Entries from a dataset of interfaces
-=-=-

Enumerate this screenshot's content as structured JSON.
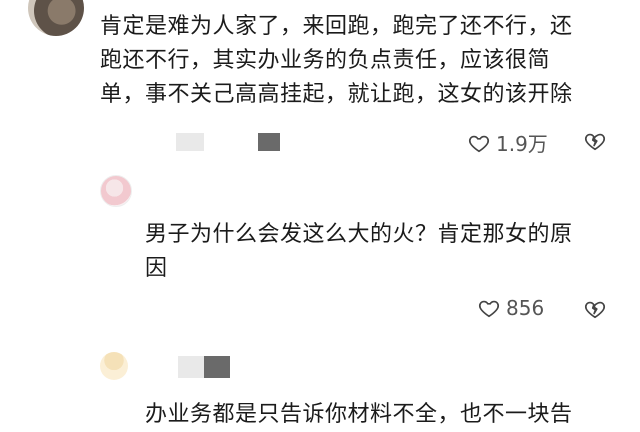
{
  "comments": [
    {
      "text": "肯定是难为人家了，来回跑，跑完了还不行，还\n跑还不行，其实办业务的负点责任，应该很简\n单，事不关己高高挂起，就让跑，这女的该开除",
      "likes": "1.9万"
    },
    {
      "text": "男子为什么会发这么大的火？肯定那女的原\n因",
      "likes": "856"
    },
    {
      "text": "办业务都是只告诉你材料不全，也不一块告"
    }
  ],
  "colors": {
    "text": "#1b1b1b",
    "meta": "#555555",
    "background": "#ffffff"
  },
  "icons": [
    "like-heart-icon",
    "dislike-broken-heart-icon"
  ]
}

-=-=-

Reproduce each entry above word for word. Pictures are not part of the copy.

Enumerate this screenshot's content as structured JSON.
{
  "comments": [
    {
      "text": "肯定是难为人家了，来回跑，跑完了还不行，还\n跑还不行，其实办业务的负点责任，应该很简\n单，事不关己高高挂起，就让跑，这女的该开除",
      "likes": "1.9万"
    },
    {
      "text": "男子为什么会发这么大的火？肯定那女的原\n因",
      "likes": "856"
    },
    {
      "text": "办业务都是只告诉你材料不全，也不一块告"
    }
  ],
  "colors": {
    "text": "#1b1b1b",
    "meta": "#555555",
    "background": "#ffffff"
  },
  "icons": [
    "like-heart-icon",
    "dislike-broken-heart-icon"
  ]
}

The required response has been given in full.